• DESCRIPTION OF THE TASK: Find each line below that includes "JSON", then copy it.
*** DATA IN THIS EXERCISE ***
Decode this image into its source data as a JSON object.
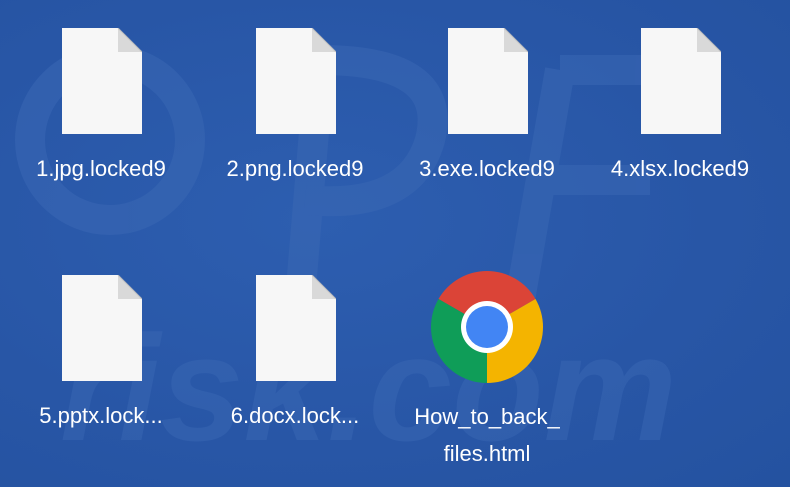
{
  "desktop": {
    "background": "#2a58a8",
    "icons": [
      {
        "name": "1.jpg.locked9",
        "icon": "blank-file-icon"
      },
      {
        "name": "2.png.locked9",
        "icon": "blank-file-icon"
      },
      {
        "name": "3.exe.locked9",
        "icon": "blank-file-icon"
      },
      {
        "name": "4.xlsx.locked9",
        "icon": "blank-file-icon"
      },
      {
        "name": "5.pptx.lock...",
        "icon": "blank-file-icon"
      },
      {
        "name": "6.docx.lock...",
        "icon": "blank-file-icon"
      },
      {
        "name_line1": "How_to_back_",
        "name_line2": "files.html",
        "icon": "chrome-icon"
      }
    ]
  },
  "watermark": {
    "text": "risk.com",
    "color": "#4a74bb"
  }
}
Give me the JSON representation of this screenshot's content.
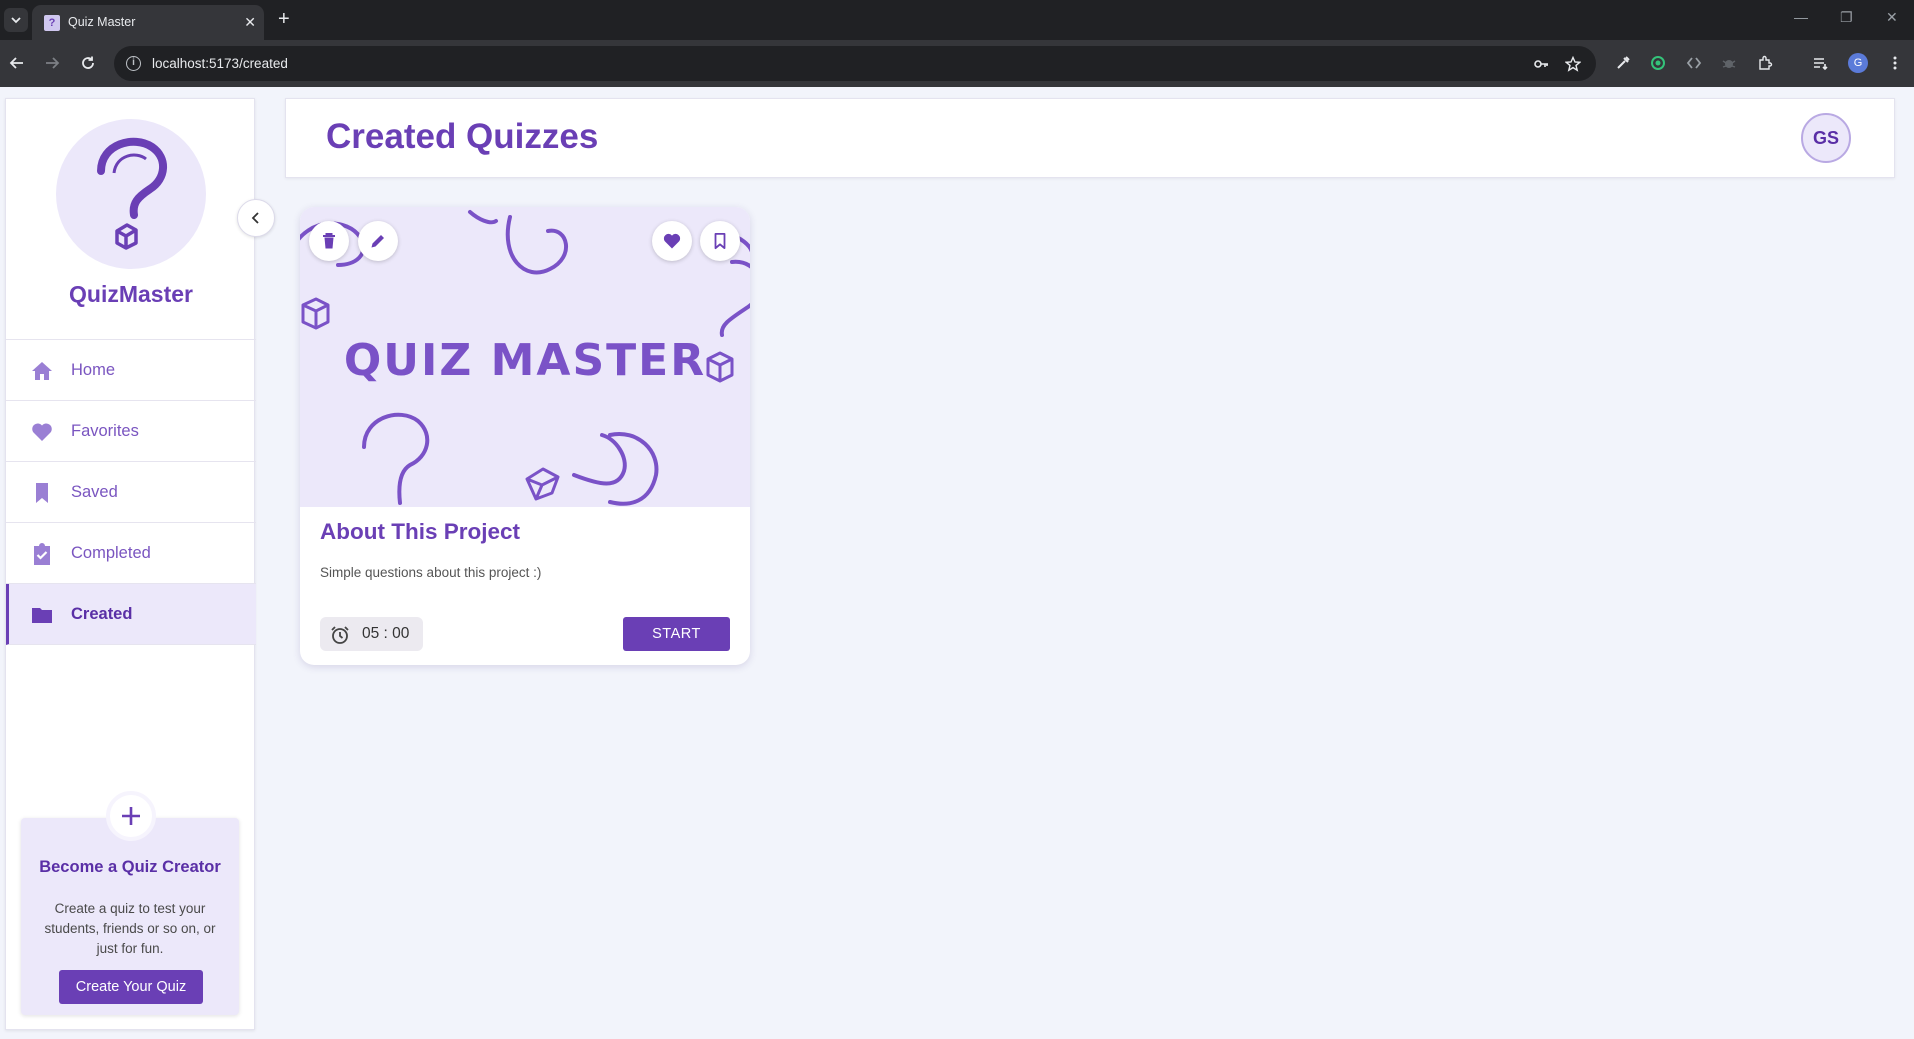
{
  "browser": {
    "tab_title": "Quiz Master",
    "url": "localhost:5173/created",
    "profile_initial": "G"
  },
  "app": {
    "name": "QuizMaster",
    "accent_color": "#6a3fb5",
    "accent_light": "#ece8fa"
  },
  "sidebar": {
    "items": [
      {
        "label": "Home",
        "icon": "home-icon",
        "active": false
      },
      {
        "label": "Favorites",
        "icon": "heart-icon",
        "active": false
      },
      {
        "label": "Saved",
        "icon": "bookmark-icon",
        "active": false
      },
      {
        "label": "Completed",
        "icon": "clipboard-check-icon",
        "active": false
      },
      {
        "label": "Created",
        "icon": "folder-icon",
        "active": true
      }
    ],
    "creator": {
      "title": "Become a Quiz Creator",
      "description": "Create a quiz to test your students, friends or so on, or just for fun.",
      "button_label": "Create Your Quiz"
    }
  },
  "header": {
    "title": "Created Quizzes",
    "user_initials": "GS"
  },
  "quizzes": [
    {
      "banner_text": "QUIZ MASTER",
      "title": "About This Project",
      "description": "Simple questions about this project :)",
      "timer": "05 : 00",
      "start_label": "START"
    }
  ]
}
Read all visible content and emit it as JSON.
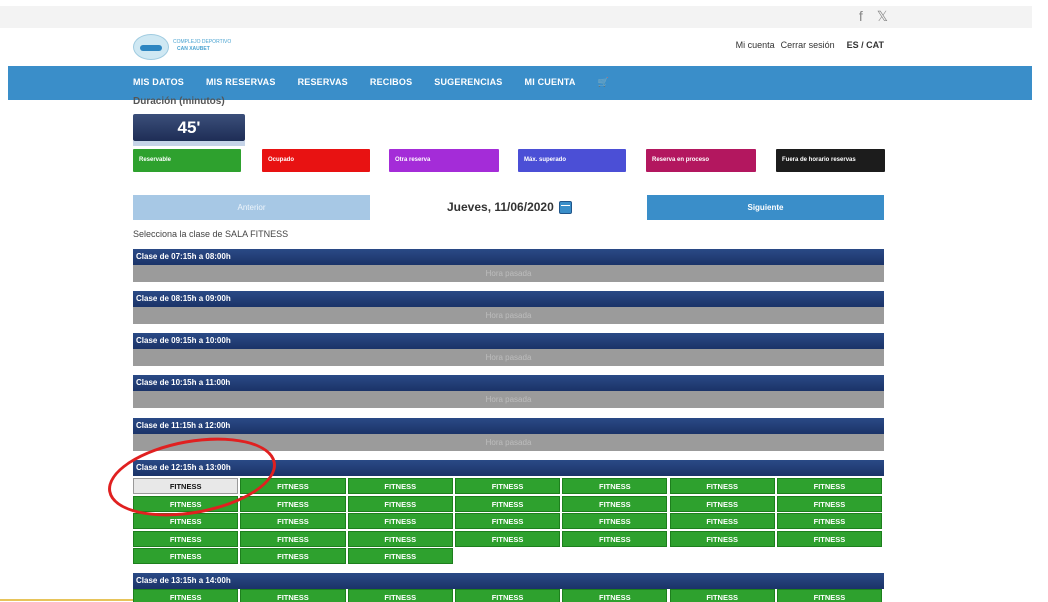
{
  "social": {
    "facebook": "f",
    "twitter": "𝕏"
  },
  "account": {
    "my_account": "Mi cuenta",
    "logout": "Cerrar sesión",
    "lang": "ES / CAT"
  },
  "logo": {
    "line1": "COMPLEJO DEPORTIVO",
    "line2": "CAN XAUBET"
  },
  "nav": [
    "MIS DATOS",
    "MIS RESERVAS",
    "RESERVAS",
    "RECIBOS",
    "SUGERENCIAS",
    "MI CUENTA"
  ],
  "duration": {
    "label": "Duración (minutos)",
    "value": "45'"
  },
  "legend": [
    {
      "label": "Reservable",
      "color": "#2ea12e"
    },
    {
      "label": "Ocupado",
      "color": "#e81212"
    },
    {
      "label": "Otra reserva",
      "color": "#a42cd8"
    },
    {
      "label": "Máx. superado",
      "color": "#4b4fd6"
    },
    {
      "label": "Reserva en proceso",
      "color": "#b3175f"
    },
    {
      "label": "Fuera de horario reservas",
      "color": "#1c1c1c"
    }
  ],
  "pager": {
    "prev": "Anterior",
    "date": "Jueves, 11/06/2020",
    "next": "Siguiente"
  },
  "prompt": "Selecciona la clase de SALA FITNESS",
  "past_label": "Hora pasada",
  "slots": [
    {
      "title": "Clase de 07:15h a 08:00h"
    },
    {
      "title": "Clase de 08:15h a 09:00h"
    },
    {
      "title": "Clase de 09:15h a 10:00h"
    },
    {
      "title": "Clase de 10:15h a 11:00h"
    },
    {
      "title": "Clase de 11:15h a 12:00h"
    },
    {
      "title": "Clase de 12:15h a 13:00h"
    },
    {
      "title": "Clase de 13:15h a 14:00h"
    }
  ],
  "class_label": "FITNESS",
  "available_count": 31
}
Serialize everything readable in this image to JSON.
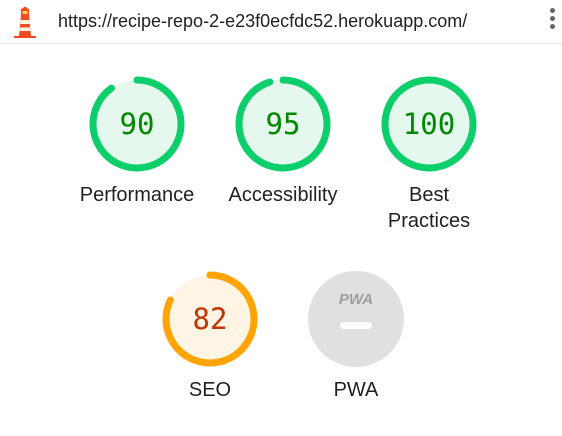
{
  "header": {
    "url": "https://recipe-repo-2-e23f0ecfdc52.herokuapp.com/",
    "logo_icon": "lighthouse-icon",
    "menu_icon": "kebab-menu-icon"
  },
  "colors": {
    "pass": "#0cce6b",
    "pass_fill": "#e5f8ee",
    "pass_text": "#008800",
    "average": "#ffa400",
    "average_fill": "#fff5e5",
    "average_text": "#c33300",
    "na": "#e0e0e0",
    "na_text": "#9e9e9e"
  },
  "gauges": [
    {
      "label": "Performance",
      "score": "90",
      "status": "pass"
    },
    {
      "label": "Accessibility",
      "score": "95",
      "status": "pass"
    },
    {
      "label": "Best Practices",
      "score": "100",
      "status": "pass"
    },
    {
      "label": "SEO",
      "score": "82",
      "status": "average"
    },
    {
      "label": "PWA",
      "badge_text": "PWA",
      "status": "na",
      "icon": "pwa-badge-icon"
    }
  ]
}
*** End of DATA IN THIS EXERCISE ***
• ANSWER TO THE PROBLEM:
Decode this image into its source data as a JSON object.
Give me the JSON representation of this screenshot's content.
Read all visible content and emit it as JSON.
Serialize everything readable in this image to JSON.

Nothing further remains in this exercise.